Could you retype the entries exactly as they are?

★ ★ ★ ★ ★

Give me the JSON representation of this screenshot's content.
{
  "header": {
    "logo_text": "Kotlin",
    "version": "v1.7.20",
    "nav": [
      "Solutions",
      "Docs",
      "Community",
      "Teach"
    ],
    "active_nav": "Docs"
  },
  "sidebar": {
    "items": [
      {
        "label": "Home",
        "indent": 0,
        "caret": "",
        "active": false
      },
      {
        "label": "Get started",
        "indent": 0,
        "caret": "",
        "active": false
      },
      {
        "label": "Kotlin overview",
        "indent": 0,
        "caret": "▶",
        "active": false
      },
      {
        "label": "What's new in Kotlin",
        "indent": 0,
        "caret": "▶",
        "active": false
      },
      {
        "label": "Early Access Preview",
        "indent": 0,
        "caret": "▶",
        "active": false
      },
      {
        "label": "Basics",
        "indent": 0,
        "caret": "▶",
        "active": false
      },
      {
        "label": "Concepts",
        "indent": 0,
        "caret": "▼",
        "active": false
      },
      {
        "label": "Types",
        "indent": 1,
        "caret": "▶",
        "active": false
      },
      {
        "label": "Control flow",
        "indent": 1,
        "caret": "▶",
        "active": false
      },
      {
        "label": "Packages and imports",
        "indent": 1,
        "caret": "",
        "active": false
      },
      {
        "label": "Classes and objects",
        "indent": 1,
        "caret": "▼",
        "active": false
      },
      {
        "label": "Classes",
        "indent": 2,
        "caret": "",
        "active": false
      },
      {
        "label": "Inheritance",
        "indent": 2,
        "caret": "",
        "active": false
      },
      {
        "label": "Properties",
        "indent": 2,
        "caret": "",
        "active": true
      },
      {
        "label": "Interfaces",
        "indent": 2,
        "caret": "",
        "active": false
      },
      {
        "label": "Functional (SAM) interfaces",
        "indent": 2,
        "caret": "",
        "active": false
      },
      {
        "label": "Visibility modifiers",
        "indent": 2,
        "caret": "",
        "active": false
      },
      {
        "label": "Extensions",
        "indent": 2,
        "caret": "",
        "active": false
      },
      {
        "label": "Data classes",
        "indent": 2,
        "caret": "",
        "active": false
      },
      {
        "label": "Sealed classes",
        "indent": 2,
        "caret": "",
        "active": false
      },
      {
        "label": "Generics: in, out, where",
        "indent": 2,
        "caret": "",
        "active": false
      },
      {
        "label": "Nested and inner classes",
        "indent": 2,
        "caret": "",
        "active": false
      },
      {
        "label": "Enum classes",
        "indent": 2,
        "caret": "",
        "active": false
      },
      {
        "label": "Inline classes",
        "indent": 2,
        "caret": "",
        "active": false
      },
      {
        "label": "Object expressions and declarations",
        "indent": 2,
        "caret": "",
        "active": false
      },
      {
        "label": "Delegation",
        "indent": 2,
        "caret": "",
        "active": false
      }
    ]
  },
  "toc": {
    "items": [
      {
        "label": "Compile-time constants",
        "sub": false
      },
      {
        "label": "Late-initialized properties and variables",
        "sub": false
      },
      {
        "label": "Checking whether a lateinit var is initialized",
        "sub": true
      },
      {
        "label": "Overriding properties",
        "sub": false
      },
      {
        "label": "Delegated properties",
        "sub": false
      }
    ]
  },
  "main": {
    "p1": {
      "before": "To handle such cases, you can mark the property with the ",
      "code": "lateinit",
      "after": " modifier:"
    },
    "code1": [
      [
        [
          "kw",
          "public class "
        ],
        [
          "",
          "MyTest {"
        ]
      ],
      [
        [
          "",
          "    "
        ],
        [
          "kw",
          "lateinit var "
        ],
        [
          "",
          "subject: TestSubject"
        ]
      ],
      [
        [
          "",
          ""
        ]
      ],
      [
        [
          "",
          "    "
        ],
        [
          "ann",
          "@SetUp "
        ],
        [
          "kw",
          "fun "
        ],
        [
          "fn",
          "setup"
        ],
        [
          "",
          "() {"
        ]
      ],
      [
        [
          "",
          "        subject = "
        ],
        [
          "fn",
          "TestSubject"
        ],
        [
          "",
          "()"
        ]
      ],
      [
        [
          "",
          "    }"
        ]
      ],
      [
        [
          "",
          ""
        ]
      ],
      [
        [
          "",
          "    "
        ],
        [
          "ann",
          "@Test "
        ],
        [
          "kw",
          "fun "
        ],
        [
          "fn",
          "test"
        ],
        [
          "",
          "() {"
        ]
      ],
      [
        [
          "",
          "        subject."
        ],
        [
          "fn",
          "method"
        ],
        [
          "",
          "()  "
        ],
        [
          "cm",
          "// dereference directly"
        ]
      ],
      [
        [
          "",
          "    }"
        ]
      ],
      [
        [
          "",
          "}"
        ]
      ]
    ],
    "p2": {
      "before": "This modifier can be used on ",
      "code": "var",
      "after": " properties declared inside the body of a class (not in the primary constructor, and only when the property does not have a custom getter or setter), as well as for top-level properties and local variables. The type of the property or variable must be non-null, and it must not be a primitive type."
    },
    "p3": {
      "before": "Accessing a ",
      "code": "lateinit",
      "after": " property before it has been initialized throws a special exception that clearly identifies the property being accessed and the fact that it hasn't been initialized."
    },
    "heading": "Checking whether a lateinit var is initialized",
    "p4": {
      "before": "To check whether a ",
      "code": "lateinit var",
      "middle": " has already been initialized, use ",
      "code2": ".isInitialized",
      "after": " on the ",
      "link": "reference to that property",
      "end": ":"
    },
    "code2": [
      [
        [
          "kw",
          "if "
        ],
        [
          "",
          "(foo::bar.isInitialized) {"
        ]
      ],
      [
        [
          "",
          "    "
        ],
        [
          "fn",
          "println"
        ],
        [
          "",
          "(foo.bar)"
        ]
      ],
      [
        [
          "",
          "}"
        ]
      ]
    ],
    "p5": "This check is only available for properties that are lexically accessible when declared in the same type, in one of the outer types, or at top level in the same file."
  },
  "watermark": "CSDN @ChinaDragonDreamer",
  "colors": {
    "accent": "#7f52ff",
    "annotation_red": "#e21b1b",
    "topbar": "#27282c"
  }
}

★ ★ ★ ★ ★

* **OUTPUT OF THE TASK**:
Give me the JSON representation of this screenshot's content.
{
  "header": {
    "logo_text": "Kotlin",
    "version": "v1.7.20",
    "nav": [
      "Solutions",
      "Docs",
      "Community",
      "Teach"
    ],
    "active_nav": "Docs"
  },
  "sidebar": {
    "items": [
      {
        "label": "Home",
        "indent": 0,
        "caret": "",
        "active": false
      },
      {
        "label": "Get started",
        "indent": 0,
        "caret": "",
        "active": false
      },
      {
        "label": "Kotlin overview",
        "indent": 0,
        "caret": "▶",
        "active": false
      },
      {
        "label": "What's new in Kotlin",
        "indent": 0,
        "caret": "▶",
        "active": false
      },
      {
        "label": "Early Access Preview",
        "indent": 0,
        "caret": "▶",
        "active": false
      },
      {
        "label": "Basics",
        "indent": 0,
        "caret": "▶",
        "active": false
      },
      {
        "label": "Concepts",
        "indent": 0,
        "caret": "▼",
        "active": false
      },
      {
        "label": "Types",
        "indent": 1,
        "caret": "▶",
        "active": false
      },
      {
        "label": "Control flow",
        "indent": 1,
        "caret": "▶",
        "active": false
      },
      {
        "label": "Packages and imports",
        "indent": 1,
        "caret": "",
        "active": false
      },
      {
        "label": "Classes and objects",
        "indent": 1,
        "caret": "▼",
        "active": false
      },
      {
        "label": "Classes",
        "indent": 2,
        "caret": "",
        "active": false
      },
      {
        "label": "Inheritance",
        "indent": 2,
        "caret": "",
        "active": false
      },
      {
        "label": "Properties",
        "indent": 2,
        "caret": "",
        "active": true
      },
      {
        "label": "Interfaces",
        "indent": 2,
        "caret": "",
        "active": false
      },
      {
        "label": "Functional (SAM) interfaces",
        "indent": 2,
        "caret": "",
        "active": false
      },
      {
        "label": "Visibility modifiers",
        "indent": 2,
        "caret": "",
        "active": false
      },
      {
        "label": "Extensions",
        "indent": 2,
        "caret": "",
        "active": false
      },
      {
        "label": "Data classes",
        "indent": 2,
        "caret": "",
        "active": false
      },
      {
        "label": "Sealed classes",
        "indent": 2,
        "caret": "",
        "active": false
      },
      {
        "label": "Generics: in, out, where",
        "indent": 2,
        "caret": "",
        "active": false
      },
      {
        "label": "Nested and inner classes",
        "indent": 2,
        "caret": "",
        "active": false
      },
      {
        "label": "Enum classes",
        "indent": 2,
        "caret": "",
        "active": false
      },
      {
        "label": "Inline classes",
        "indent": 2,
        "caret": "",
        "active": false
      },
      {
        "label": "Object expressions and declarations",
        "indent": 2,
        "caret": "",
        "active": false
      },
      {
        "label": "Delegation",
        "indent": 2,
        "caret": "",
        "active": false
      }
    ]
  },
  "toc": {
    "items": [
      {
        "label": "Compile-time constants",
        "sub": false
      },
      {
        "label": "Late-initialized properties and variables",
        "sub": false
      },
      {
        "label": "Checking whether a lateinit var is initialized",
        "sub": true
      },
      {
        "label": "Overriding properties",
        "sub": false
      },
      {
        "label": "Delegated properties",
        "sub": false
      }
    ]
  },
  "main": {
    "p1": {
      "before": "To handle such cases, you can mark the property with the ",
      "code": "lateinit",
      "after": " modifier:"
    },
    "code1": [
      [
        [
          "kw",
          "public class "
        ],
        [
          "",
          "MyTest {"
        ]
      ],
      [
        [
          "",
          "    "
        ],
        [
          "kw",
          "lateinit var "
        ],
        [
          "",
          "subject: TestSubject"
        ]
      ],
      [
        [
          "",
          ""
        ]
      ],
      [
        [
          "",
          "    "
        ],
        [
          "ann",
          "@SetUp "
        ],
        [
          "kw",
          "fun "
        ],
        [
          "fn",
          "setup"
        ],
        [
          "",
          "() {"
        ]
      ],
      [
        [
          "",
          "        subject = "
        ],
        [
          "fn",
          "TestSubject"
        ],
        [
          "",
          "()"
        ]
      ],
      [
        [
          "",
          "    }"
        ]
      ],
      [
        [
          "",
          ""
        ]
      ],
      [
        [
          "",
          "    "
        ],
        [
          "ann",
          "@Test "
        ],
        [
          "kw",
          "fun "
        ],
        [
          "fn",
          "test"
        ],
        [
          "",
          "() {"
        ]
      ],
      [
        [
          "",
          "        subject."
        ],
        [
          "fn",
          "method"
        ],
        [
          "",
          "()  "
        ],
        [
          "cm",
          "// dereference directly"
        ]
      ],
      [
        [
          "",
          "    }"
        ]
      ],
      [
        [
          "",
          "}"
        ]
      ]
    ],
    "p2": {
      "before": "This modifier can be used on ",
      "code": "var",
      "after": " properties declared inside the body of a class (not in the primary constructor, and only when the property does not have a custom getter or setter), as well as for top-level properties and local variables. The type of the property or variable must be non-null, and it must not be a primitive type."
    },
    "p3": {
      "before": "Accessing a ",
      "code": "lateinit",
      "after": " property before it has been initialized throws a special exception that clearly identifies the property being accessed and the fact that it hasn't been initialized."
    },
    "heading": "Checking whether a lateinit var is initialized",
    "p4": {
      "before": "To check whether a ",
      "code": "lateinit var",
      "middle": " has already been initialized, use ",
      "code2": ".isInitialized",
      "after": " on the ",
      "link": "reference to that property",
      "end": ":"
    },
    "code2": [
      [
        [
          "kw",
          "if "
        ],
        [
          "",
          "(foo::bar.isInitialized) {"
        ]
      ],
      [
        [
          "",
          "    "
        ],
        [
          "fn",
          "println"
        ],
        [
          "",
          "(foo.bar)"
        ]
      ],
      [
        [
          "",
          "}"
        ]
      ]
    ],
    "p5": "This check is only available for properties that are lexically accessible when declared in the same type, in one of the outer types, or at top level in the same file."
  },
  "watermark": "CSDN @ChinaDragonDreamer",
  "colors": {
    "accent": "#7f52ff",
    "annotation_red": "#e21b1b",
    "topbar": "#27282c"
  }
}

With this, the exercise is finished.